How many organized after-school activities are necessary and healthy for your kids? It is definitely important to encourage extracurricular activities. Too much downtime is inevitably spent watching television, playing on a mobile or a tablet and bickering with siblings. In addition, it is important for kids to learn how to balance mandatory activities like homework, household chores and tooth brushing with their fun, elective activities. For many kids, building friendships comes as naturally as breathing in air or waking up in the morning. For others, the process is filled with land mines of fear, anxiety, and discouragement. Experts agree that friendship-building is a skill that can be learned.
The popular kids
In general, popular kids, meaning those who are successful in making friends, have strong pro-social skills. They show caring for others, often wanting to share something with others or help others in some way. Popular kids tend to have strong verbal skills so they can carry on conversations easily. They’re able to curb their own selfish or aggressive behaviors, and are good at understanding the feelings of others and seeing others’ perspectives. They’re also able to make good choices to help avoid arguments or problems.
In general, children will reject those they perceive to be aggressive, disruptive, irritable, bossy, or selfish. These negative character traits tend to raise a red flag: there could be trouble ahead for those who spend time with that person. Popular kids tend to gravitate toward those with positive social skills, knowing they’ll be appreciated, safe and able to have fun with that person.
What can parents do?
How can you help your child improve their friendship- making skills? What can you do at home to model healthy interpersonal relationships? How can you support your child without intruding and undermining their confidence?
If your child struggles with making new friends, there are simple ways to help sidestep relationship landmines.
Here are four ways you can empower your children to navigate the often murky waters of friendship-building:
1. Develop positive social skills. Help your child develop those necessary positive social skills such as empathy, cooperation, problem-solving and clear communication. Begin now to model and discuss ways to be a friend. Help your child notice when others need help and then offer to give it. Practice talking through a problem to find ways to cooperate. Notice when someone is hurting and say kind words to them.
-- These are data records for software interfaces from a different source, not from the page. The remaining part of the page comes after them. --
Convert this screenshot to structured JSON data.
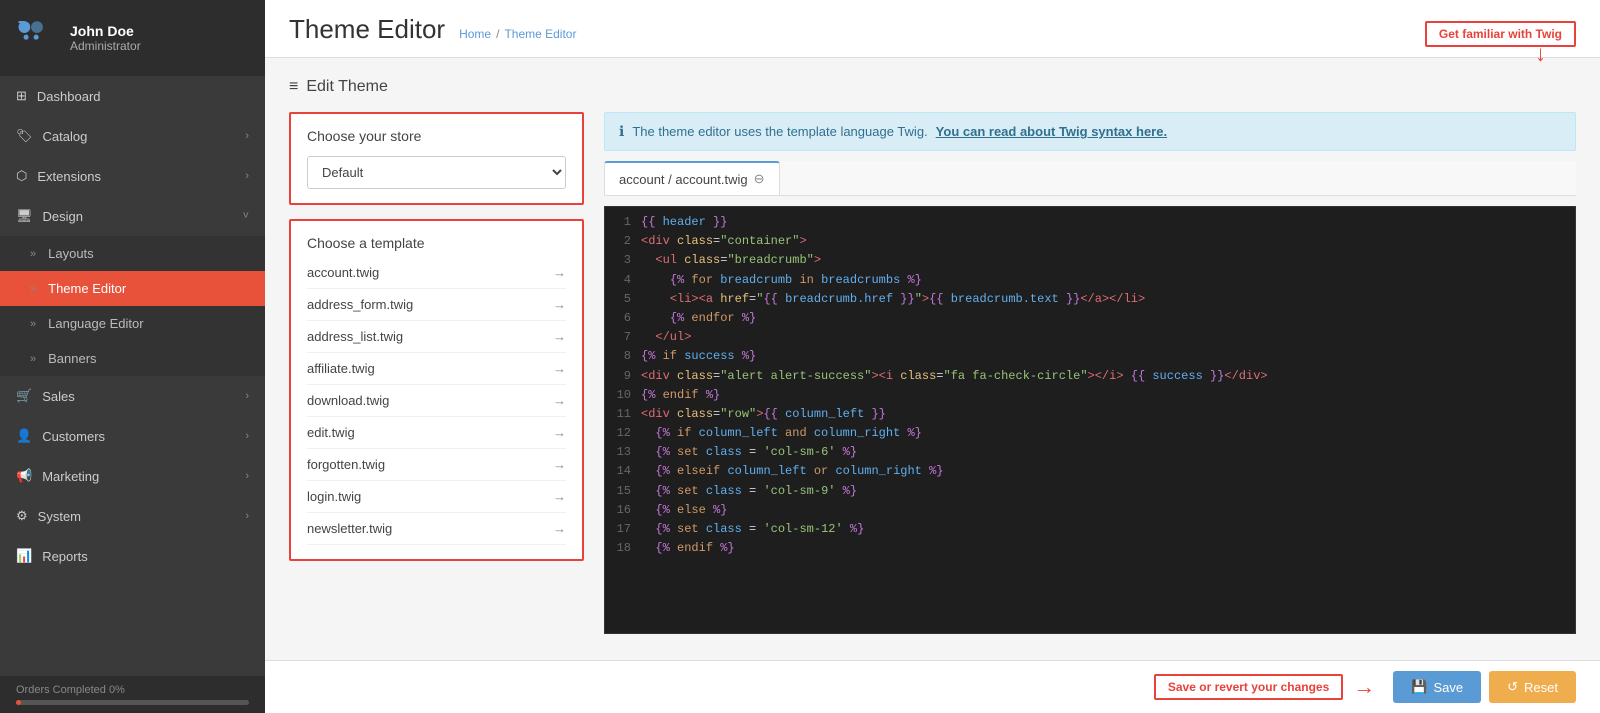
{
  "user": {
    "name": "John Doe",
    "role": "Administrator"
  },
  "sidebar": {
    "nav_items": [
      {
        "id": "dashboard",
        "label": "Dashboard",
        "icon": "⊞",
        "has_sub": false
      },
      {
        "id": "catalog",
        "label": "Catalog",
        "icon": "🏷",
        "has_sub": true
      },
      {
        "id": "extensions",
        "label": "Extensions",
        "icon": "🔌",
        "has_sub": true
      },
      {
        "id": "design",
        "label": "Design",
        "icon": "🖥",
        "has_sub": true,
        "active": true
      }
    ],
    "design_sub": [
      {
        "id": "layouts",
        "label": "Layouts"
      },
      {
        "id": "theme-editor",
        "label": "Theme Editor",
        "active": true
      },
      {
        "id": "language-editor",
        "label": "Language Editor"
      },
      {
        "id": "banners",
        "label": "Banners"
      }
    ],
    "nav_items2": [
      {
        "id": "sales",
        "label": "Sales",
        "icon": "🛒",
        "has_sub": true
      },
      {
        "id": "customers",
        "label": "Customers",
        "icon": "👤",
        "has_sub": true
      },
      {
        "id": "marketing",
        "label": "Marketing",
        "icon": "📢",
        "has_sub": true
      },
      {
        "id": "system",
        "label": "System",
        "icon": "⚙",
        "has_sub": true
      },
      {
        "id": "reports",
        "label": "Reports",
        "icon": "📊",
        "has_sub": false
      }
    ],
    "footer": {
      "label": "Orders Completed",
      "value": "0%"
    }
  },
  "header": {
    "title": "Theme Editor",
    "breadcrumb_home": "Home",
    "breadcrumb_current": "Theme Editor"
  },
  "callout_twig": "Get familiar with Twig",
  "callout_save": "Save or revert your changes",
  "left_panel": {
    "store_box_title": "Choose your store",
    "store_options": [
      "Default"
    ],
    "store_selected": "Default",
    "template_box_title": "Choose a template",
    "templates": [
      {
        "name": "account.twig"
      },
      {
        "name": "address_form.twig"
      },
      {
        "name": "address_list.twig"
      },
      {
        "name": "affiliate.twig"
      },
      {
        "name": "download.twig"
      },
      {
        "name": "edit.twig"
      },
      {
        "name": "forgotten.twig"
      },
      {
        "name": "login.twig"
      },
      {
        "name": "newsletter.twig"
      }
    ]
  },
  "right_panel": {
    "info_text": "The theme editor uses the template language Twig.",
    "info_link": "You can read about Twig syntax here.",
    "tab_label": "account / account.twig",
    "code_lines": [
      {
        "num": 1,
        "code": "{{ header }}"
      },
      {
        "num": 2,
        "code": "<div class=\"container\">"
      },
      {
        "num": 3,
        "code": "  <ul class=\"breadcrumb\">"
      },
      {
        "num": 4,
        "code": "    {% for breadcrumb in breadcrumbs %}"
      },
      {
        "num": 5,
        "code": "    <li><a href=\"{{ breadcrumb.href }}\">{{ breadcrumb.text }}</a></li>"
      },
      {
        "num": 6,
        "code": "    {% endfor %}"
      },
      {
        "num": 7,
        "code": "  </ul>"
      },
      {
        "num": 8,
        "code": "{% if success %}"
      },
      {
        "num": 9,
        "code": "<div class=\"alert alert-success\"><i class=\"fa fa-check-circle\"></i> {{ success }}</div>"
      },
      {
        "num": 10,
        "code": "{% endif %}"
      },
      {
        "num": 11,
        "code": "<div class=\"row\">{{ column_left }}"
      },
      {
        "num": 12,
        "code": "  {% if column_left and column_right %}"
      },
      {
        "num": 13,
        "code": "  {% set class = 'col-sm-6' %}"
      },
      {
        "num": 14,
        "code": "  {% elseif column_left or column_right %}"
      },
      {
        "num": 15,
        "code": "  {% set class = 'col-sm-9' %}"
      },
      {
        "num": 16,
        "code": "  {% else %}"
      },
      {
        "num": 17,
        "code": "  {% set class = 'col-sm-12' %}"
      },
      {
        "num": 18,
        "code": "  {% endif %}"
      }
    ]
  },
  "buttons": {
    "save_label": "Save",
    "reset_label": "Reset"
  }
}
Model a kind act or give someone a compliment. Often just one kind word or action makes all the difference in building a friendship. Practice will help your child react appropriately in real-life settings.
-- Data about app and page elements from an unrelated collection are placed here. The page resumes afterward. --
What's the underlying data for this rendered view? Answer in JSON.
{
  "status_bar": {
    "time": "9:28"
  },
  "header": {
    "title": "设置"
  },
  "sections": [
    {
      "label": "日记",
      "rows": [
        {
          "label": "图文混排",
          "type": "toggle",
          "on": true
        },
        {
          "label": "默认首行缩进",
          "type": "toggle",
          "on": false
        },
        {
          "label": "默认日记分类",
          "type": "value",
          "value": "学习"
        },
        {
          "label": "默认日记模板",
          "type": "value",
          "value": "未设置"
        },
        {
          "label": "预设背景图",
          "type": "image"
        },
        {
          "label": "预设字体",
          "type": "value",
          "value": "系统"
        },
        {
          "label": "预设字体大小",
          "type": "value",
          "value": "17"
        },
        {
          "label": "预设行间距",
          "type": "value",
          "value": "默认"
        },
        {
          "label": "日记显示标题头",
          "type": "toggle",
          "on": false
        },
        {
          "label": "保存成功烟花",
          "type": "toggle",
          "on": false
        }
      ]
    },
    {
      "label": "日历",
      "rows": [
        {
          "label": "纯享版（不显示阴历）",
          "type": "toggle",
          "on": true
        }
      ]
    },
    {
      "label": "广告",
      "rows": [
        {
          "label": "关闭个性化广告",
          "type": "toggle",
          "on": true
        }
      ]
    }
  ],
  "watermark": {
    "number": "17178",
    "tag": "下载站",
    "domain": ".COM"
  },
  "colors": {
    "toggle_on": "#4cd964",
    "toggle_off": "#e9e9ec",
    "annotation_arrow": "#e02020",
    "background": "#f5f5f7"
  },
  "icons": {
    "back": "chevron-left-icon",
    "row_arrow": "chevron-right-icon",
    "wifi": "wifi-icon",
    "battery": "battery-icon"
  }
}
2. Role play. One of the most powerful methods of changing behavior in children is found in role play. When children are involved in acting out ways to cooperate, or what to do when a problem arises, the results are amazing. Role-playing can be done by physically acting out a scenario or through the use of puppets or dolls. Either way, your child is empowered to be part of the solution. Try it! You’ll be pleased with the results.
3. Offer play opportunities. Children need many opportunities to practice their friendship-making skills. They need repetition to master cooperation, or negotiating a solution to a problem as it arises in their play situations. Invite another child to have lunch at your home or plan simple playdates in your community. Be sure to allow lots of unstructured playtime in which children can pretend play. Be nearby to guide and redirect when help is needed.
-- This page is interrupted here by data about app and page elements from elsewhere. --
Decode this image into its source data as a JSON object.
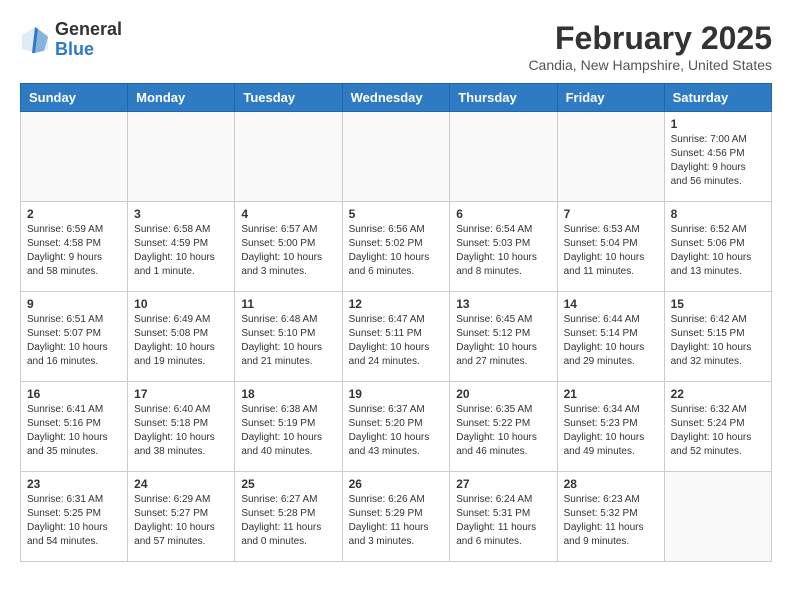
{
  "header": {
    "logo_general": "General",
    "logo_blue": "Blue",
    "title": "February 2025",
    "subtitle": "Candia, New Hampshire, United States"
  },
  "weekdays": [
    "Sunday",
    "Monday",
    "Tuesday",
    "Wednesday",
    "Thursday",
    "Friday",
    "Saturday"
  ],
  "weeks": [
    [
      {
        "num": "",
        "info": ""
      },
      {
        "num": "",
        "info": ""
      },
      {
        "num": "",
        "info": ""
      },
      {
        "num": "",
        "info": ""
      },
      {
        "num": "",
        "info": ""
      },
      {
        "num": "",
        "info": ""
      },
      {
        "num": "1",
        "info": "Sunrise: 7:00 AM\nSunset: 4:56 PM\nDaylight: 9 hours and 56 minutes."
      }
    ],
    [
      {
        "num": "2",
        "info": "Sunrise: 6:59 AM\nSunset: 4:58 PM\nDaylight: 9 hours and 58 minutes."
      },
      {
        "num": "3",
        "info": "Sunrise: 6:58 AM\nSunset: 4:59 PM\nDaylight: 10 hours and 1 minute."
      },
      {
        "num": "4",
        "info": "Sunrise: 6:57 AM\nSunset: 5:00 PM\nDaylight: 10 hours and 3 minutes."
      },
      {
        "num": "5",
        "info": "Sunrise: 6:56 AM\nSunset: 5:02 PM\nDaylight: 10 hours and 6 minutes."
      },
      {
        "num": "6",
        "info": "Sunrise: 6:54 AM\nSunset: 5:03 PM\nDaylight: 10 hours and 8 minutes."
      },
      {
        "num": "7",
        "info": "Sunrise: 6:53 AM\nSunset: 5:04 PM\nDaylight: 10 hours and 11 minutes."
      },
      {
        "num": "8",
        "info": "Sunrise: 6:52 AM\nSunset: 5:06 PM\nDaylight: 10 hours and 13 minutes."
      }
    ],
    [
      {
        "num": "9",
        "info": "Sunrise: 6:51 AM\nSunset: 5:07 PM\nDaylight: 10 hours and 16 minutes."
      },
      {
        "num": "10",
        "info": "Sunrise: 6:49 AM\nSunset: 5:08 PM\nDaylight: 10 hours and 19 minutes."
      },
      {
        "num": "11",
        "info": "Sunrise: 6:48 AM\nSunset: 5:10 PM\nDaylight: 10 hours and 21 minutes."
      },
      {
        "num": "12",
        "info": "Sunrise: 6:47 AM\nSunset: 5:11 PM\nDaylight: 10 hours and 24 minutes."
      },
      {
        "num": "13",
        "info": "Sunrise: 6:45 AM\nSunset: 5:12 PM\nDaylight: 10 hours and 27 minutes."
      },
      {
        "num": "14",
        "info": "Sunrise: 6:44 AM\nSunset: 5:14 PM\nDaylight: 10 hours and 29 minutes."
      },
      {
        "num": "15",
        "info": "Sunrise: 6:42 AM\nSunset: 5:15 PM\nDaylight: 10 hours and 32 minutes."
      }
    ],
    [
      {
        "num": "16",
        "info": "Sunrise: 6:41 AM\nSunset: 5:16 PM\nDaylight: 10 hours and 35 minutes."
      },
      {
        "num": "17",
        "info": "Sunrise: 6:40 AM\nSunset: 5:18 PM\nDaylight: 10 hours and 38 minutes."
      },
      {
        "num": "18",
        "info": "Sunrise: 6:38 AM\nSunset: 5:19 PM\nDaylight: 10 hours and 40 minutes."
      },
      {
        "num": "19",
        "info": "Sunrise: 6:37 AM\nSunset: 5:20 PM\nDaylight: 10 hours and 43 minutes."
      },
      {
        "num": "20",
        "info": "Sunrise: 6:35 AM\nSunset: 5:22 PM\nDaylight: 10 hours and 46 minutes."
      },
      {
        "num": "21",
        "info": "Sunrise: 6:34 AM\nSunset: 5:23 PM\nDaylight: 10 hours and 49 minutes."
      },
      {
        "num": "22",
        "info": "Sunrise: 6:32 AM\nSunset: 5:24 PM\nDaylight: 10 hours and 52 minutes."
      }
    ],
    [
      {
        "num": "23",
        "info": "Sunrise: 6:31 AM\nSunset: 5:25 PM\nDaylight: 10 hours and 54 minutes."
      },
      {
        "num": "24",
        "info": "Sunrise: 6:29 AM\nSunset: 5:27 PM\nDaylight: 10 hours and 57 minutes."
      },
      {
        "num": "25",
        "info": "Sunrise: 6:27 AM\nSunset: 5:28 PM\nDaylight: 11 hours and 0 minutes."
      },
      {
        "num": "26",
        "info": "Sunrise: 6:26 AM\nSunset: 5:29 PM\nDaylight: 11 hours and 3 minutes."
      },
      {
        "num": "27",
        "info": "Sunrise: 6:24 AM\nSunset: 5:31 PM\nDaylight: 11 hours and 6 minutes."
      },
      {
        "num": "28",
        "info": "Sunrise: 6:23 AM\nSunset: 5:32 PM\nDaylight: 11 hours and 9 minutes."
      },
      {
        "num": "",
        "info": ""
      }
    ]
  ]
}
4. Stay balanced. A good sense of humor is a wonderful character trait for both adults and children. Life isn’t perfect and therefore friendships along the way may bear a few battle scars. Children need to learn that conflict is a part of life. Thus, learning to resolve conflict is a real opportunity for personal growth. Making and keeping friends is a lifelong pursuit - it won’t be mastered in one day. Build on your child’s strengths. Compliment your child when they do something well, and listen to your child when they want to talk about their friendship ups and downs.
You can’t make friends for your children, but you can model, train, and redirect behavior in ways that support the skills they need to build healthy, happy relationships.
Jan Pierce, M.Ed, is a retired teacher and freelance writer who specializes in articles about parenting, education and family life. She is the author of Homegrown Readers: Simple Ways to Help Your Child Learn to Read, available online at Barnes and Noble and Amazon.
Calgary’s Child Magazine © 2017 Calgary’s Child